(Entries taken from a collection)
----------------

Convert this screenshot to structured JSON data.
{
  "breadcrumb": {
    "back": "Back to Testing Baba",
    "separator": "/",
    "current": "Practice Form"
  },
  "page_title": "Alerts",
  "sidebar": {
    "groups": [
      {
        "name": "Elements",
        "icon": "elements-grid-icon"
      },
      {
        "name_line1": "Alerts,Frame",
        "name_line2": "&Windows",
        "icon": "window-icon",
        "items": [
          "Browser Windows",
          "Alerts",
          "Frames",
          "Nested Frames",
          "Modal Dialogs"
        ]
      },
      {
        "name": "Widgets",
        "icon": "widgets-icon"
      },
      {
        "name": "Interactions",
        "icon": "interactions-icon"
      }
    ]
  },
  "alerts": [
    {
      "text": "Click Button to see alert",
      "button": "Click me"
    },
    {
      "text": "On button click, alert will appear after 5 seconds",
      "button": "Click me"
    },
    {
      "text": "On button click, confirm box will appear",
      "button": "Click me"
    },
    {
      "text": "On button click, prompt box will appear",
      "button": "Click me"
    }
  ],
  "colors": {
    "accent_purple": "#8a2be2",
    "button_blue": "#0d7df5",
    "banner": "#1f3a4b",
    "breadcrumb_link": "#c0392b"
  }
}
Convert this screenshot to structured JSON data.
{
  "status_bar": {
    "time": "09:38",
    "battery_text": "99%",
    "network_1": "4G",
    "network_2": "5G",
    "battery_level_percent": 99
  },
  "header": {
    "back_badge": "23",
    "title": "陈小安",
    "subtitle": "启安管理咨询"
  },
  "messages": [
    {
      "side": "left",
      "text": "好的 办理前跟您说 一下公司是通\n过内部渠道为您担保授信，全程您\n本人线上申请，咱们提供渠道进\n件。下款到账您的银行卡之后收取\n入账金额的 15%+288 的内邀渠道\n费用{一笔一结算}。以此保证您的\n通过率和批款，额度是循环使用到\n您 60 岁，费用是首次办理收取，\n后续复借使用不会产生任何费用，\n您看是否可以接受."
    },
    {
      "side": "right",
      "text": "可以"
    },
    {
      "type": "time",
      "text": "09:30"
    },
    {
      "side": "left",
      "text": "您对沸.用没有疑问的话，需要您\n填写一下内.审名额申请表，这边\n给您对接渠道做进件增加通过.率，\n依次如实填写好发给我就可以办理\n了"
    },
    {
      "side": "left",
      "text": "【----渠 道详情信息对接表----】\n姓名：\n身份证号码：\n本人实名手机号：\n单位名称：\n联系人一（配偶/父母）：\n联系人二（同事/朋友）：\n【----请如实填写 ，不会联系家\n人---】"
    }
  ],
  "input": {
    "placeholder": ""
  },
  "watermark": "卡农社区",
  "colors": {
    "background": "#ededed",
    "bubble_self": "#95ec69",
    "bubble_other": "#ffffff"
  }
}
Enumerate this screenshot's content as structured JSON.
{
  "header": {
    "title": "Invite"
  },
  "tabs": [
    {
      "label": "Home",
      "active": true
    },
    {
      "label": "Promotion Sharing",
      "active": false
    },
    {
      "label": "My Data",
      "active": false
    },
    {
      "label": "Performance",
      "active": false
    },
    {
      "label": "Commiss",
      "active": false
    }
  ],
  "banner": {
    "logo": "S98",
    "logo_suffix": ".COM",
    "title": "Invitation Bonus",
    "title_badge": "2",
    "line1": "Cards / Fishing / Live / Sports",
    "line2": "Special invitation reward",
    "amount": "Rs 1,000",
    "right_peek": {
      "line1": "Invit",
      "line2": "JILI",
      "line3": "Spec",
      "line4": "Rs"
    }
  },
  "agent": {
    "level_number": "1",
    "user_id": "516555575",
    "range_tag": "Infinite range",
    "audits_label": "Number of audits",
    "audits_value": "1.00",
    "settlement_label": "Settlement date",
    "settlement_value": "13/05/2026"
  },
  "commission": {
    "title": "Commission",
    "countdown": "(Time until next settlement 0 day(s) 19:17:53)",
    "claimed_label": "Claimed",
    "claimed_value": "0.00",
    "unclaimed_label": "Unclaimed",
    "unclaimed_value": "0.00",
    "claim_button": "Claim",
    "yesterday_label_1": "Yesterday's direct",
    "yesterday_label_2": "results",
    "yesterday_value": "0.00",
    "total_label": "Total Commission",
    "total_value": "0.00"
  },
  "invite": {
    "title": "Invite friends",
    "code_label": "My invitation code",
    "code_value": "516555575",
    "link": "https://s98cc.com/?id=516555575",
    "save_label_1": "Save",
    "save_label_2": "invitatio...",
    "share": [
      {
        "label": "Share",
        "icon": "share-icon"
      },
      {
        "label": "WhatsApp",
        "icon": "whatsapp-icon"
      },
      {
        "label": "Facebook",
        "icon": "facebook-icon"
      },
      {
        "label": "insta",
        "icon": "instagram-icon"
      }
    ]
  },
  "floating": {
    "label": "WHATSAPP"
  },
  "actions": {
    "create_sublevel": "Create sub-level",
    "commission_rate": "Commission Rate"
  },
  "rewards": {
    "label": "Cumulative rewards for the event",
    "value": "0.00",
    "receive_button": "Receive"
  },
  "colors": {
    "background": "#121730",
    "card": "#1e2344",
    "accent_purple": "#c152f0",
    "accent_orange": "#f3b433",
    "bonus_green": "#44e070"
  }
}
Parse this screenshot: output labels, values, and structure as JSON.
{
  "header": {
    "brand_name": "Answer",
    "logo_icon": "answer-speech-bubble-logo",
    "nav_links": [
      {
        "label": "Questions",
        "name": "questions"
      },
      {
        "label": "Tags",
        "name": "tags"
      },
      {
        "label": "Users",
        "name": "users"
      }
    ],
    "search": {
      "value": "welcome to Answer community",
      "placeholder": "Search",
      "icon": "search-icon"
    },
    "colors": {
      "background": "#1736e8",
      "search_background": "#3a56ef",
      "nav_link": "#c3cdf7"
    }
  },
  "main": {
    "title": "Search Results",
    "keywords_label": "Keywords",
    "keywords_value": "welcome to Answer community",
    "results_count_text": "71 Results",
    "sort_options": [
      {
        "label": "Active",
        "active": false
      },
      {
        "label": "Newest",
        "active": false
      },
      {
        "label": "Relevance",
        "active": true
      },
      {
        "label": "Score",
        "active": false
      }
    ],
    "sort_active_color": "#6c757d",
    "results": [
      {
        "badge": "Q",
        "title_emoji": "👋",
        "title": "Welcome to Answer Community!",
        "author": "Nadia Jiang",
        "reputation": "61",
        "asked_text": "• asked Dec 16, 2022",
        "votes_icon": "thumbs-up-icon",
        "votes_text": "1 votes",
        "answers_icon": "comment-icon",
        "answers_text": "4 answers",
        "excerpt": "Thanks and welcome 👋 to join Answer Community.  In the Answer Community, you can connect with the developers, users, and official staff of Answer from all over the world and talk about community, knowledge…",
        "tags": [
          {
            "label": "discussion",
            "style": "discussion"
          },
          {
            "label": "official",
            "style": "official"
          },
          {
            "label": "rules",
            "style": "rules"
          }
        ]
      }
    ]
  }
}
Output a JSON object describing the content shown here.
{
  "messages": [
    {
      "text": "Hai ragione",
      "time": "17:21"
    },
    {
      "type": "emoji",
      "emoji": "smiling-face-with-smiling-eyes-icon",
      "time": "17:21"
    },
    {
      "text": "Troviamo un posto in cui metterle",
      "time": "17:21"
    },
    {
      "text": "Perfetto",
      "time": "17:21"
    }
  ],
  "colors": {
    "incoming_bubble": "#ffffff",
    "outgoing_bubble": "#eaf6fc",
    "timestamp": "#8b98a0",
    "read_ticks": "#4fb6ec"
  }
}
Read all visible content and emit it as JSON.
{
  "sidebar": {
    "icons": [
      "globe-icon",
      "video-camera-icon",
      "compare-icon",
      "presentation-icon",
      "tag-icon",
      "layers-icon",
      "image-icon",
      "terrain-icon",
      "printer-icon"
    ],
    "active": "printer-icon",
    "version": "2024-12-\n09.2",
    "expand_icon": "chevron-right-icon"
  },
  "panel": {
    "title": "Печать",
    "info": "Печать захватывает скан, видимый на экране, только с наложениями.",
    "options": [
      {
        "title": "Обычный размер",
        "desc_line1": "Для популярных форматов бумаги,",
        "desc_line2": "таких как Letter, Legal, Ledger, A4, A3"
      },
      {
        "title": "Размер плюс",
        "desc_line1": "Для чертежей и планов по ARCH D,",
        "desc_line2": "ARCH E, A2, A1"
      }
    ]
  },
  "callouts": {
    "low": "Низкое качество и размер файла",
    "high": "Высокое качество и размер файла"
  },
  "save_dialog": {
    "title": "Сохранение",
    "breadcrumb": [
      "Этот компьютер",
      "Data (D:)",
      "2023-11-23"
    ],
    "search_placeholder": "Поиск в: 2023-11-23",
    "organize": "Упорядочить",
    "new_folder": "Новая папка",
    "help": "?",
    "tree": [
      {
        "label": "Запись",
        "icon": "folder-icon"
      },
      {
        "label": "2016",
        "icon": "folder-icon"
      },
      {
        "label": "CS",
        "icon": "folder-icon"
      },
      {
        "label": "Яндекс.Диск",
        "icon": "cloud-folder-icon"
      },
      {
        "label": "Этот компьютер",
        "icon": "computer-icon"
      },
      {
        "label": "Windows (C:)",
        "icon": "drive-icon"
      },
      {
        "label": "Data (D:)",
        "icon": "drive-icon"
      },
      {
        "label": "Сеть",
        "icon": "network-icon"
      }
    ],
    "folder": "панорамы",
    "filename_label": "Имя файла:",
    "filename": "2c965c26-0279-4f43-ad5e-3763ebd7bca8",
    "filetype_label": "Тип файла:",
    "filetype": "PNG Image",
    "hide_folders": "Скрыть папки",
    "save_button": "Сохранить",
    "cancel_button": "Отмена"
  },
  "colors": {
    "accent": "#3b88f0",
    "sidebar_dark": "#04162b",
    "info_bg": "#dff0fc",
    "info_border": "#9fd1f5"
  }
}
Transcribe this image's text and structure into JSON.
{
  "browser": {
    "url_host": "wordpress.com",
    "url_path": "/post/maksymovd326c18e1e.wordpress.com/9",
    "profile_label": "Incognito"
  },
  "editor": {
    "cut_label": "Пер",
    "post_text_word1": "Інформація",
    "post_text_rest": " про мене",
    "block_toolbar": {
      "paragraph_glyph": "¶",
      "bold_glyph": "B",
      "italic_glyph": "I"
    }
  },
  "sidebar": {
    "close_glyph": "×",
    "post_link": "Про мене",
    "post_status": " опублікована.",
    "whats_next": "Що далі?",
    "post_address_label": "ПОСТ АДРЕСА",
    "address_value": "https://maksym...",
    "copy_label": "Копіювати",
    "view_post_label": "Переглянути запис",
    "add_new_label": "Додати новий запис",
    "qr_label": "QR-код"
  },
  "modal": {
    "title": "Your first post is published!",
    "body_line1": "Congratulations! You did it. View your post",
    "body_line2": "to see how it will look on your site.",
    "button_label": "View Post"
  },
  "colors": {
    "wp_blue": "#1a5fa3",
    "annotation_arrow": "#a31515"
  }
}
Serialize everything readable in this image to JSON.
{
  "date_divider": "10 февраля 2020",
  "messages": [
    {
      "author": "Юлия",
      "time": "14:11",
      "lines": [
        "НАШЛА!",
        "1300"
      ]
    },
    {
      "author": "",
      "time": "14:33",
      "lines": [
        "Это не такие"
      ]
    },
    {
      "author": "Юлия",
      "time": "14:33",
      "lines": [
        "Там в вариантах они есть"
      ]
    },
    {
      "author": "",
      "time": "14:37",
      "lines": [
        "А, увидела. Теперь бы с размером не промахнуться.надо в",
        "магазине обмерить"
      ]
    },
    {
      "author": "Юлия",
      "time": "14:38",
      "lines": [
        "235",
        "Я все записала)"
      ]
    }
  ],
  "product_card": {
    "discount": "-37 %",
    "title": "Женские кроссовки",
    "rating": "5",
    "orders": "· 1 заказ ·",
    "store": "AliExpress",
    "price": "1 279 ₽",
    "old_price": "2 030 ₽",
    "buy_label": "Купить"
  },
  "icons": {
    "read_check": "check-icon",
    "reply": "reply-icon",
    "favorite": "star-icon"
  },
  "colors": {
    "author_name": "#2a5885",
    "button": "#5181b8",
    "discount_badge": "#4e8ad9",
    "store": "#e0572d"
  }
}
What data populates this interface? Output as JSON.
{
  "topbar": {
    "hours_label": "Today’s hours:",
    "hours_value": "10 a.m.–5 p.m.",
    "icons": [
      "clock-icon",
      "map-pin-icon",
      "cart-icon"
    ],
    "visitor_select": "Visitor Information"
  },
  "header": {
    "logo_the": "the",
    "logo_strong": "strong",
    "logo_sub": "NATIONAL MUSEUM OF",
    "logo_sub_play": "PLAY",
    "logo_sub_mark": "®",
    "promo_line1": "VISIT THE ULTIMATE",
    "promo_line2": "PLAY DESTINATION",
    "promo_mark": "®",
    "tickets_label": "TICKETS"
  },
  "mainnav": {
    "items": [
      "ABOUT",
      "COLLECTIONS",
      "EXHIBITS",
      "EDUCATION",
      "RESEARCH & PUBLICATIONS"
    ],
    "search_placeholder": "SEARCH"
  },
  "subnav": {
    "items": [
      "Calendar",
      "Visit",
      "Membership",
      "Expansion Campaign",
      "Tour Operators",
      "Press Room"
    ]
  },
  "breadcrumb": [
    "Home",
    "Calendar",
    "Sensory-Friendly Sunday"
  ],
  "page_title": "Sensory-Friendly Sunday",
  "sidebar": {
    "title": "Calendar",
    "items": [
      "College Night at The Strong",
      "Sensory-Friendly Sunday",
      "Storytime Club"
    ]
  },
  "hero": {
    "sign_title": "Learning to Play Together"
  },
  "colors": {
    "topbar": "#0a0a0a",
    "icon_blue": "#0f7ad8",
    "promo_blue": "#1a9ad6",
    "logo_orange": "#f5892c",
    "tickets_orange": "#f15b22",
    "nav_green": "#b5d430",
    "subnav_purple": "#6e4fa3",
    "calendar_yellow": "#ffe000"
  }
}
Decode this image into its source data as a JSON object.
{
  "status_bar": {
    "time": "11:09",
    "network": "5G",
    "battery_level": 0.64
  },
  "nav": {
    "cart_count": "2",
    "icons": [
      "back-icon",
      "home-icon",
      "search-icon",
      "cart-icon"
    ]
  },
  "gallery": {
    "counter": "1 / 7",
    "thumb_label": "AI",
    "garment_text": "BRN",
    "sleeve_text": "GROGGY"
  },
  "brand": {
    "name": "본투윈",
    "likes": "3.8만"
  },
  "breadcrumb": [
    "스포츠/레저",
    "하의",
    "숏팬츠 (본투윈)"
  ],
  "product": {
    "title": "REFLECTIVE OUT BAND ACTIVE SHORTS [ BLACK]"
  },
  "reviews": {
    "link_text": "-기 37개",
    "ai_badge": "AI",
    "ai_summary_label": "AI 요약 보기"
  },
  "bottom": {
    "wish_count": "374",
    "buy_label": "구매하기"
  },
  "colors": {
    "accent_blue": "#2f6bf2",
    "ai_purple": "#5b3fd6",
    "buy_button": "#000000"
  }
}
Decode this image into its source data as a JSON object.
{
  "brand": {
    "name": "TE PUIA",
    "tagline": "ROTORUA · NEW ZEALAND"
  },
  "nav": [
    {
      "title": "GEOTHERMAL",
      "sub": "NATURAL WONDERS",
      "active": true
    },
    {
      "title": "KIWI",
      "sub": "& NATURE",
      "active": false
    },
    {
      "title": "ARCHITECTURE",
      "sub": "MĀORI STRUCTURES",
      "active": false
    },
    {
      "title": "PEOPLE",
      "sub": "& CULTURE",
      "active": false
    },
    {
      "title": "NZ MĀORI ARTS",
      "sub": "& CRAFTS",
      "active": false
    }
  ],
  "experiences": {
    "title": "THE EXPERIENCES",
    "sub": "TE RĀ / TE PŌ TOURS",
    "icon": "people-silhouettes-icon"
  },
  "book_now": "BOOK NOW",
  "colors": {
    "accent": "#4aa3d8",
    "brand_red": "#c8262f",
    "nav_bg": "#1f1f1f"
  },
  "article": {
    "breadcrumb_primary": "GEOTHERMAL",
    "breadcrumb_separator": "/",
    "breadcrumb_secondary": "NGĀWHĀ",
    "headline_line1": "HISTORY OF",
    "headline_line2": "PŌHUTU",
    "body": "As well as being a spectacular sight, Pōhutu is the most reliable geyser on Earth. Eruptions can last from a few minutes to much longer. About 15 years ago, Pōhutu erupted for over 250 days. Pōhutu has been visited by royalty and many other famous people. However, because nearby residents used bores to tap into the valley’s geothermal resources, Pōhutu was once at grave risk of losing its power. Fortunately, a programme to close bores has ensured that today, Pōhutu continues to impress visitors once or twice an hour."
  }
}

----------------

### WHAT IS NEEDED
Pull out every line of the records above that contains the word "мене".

### EXERCISE SOLUTION
    "post_text_rest": " про мене",
    "post_link": "Про мене",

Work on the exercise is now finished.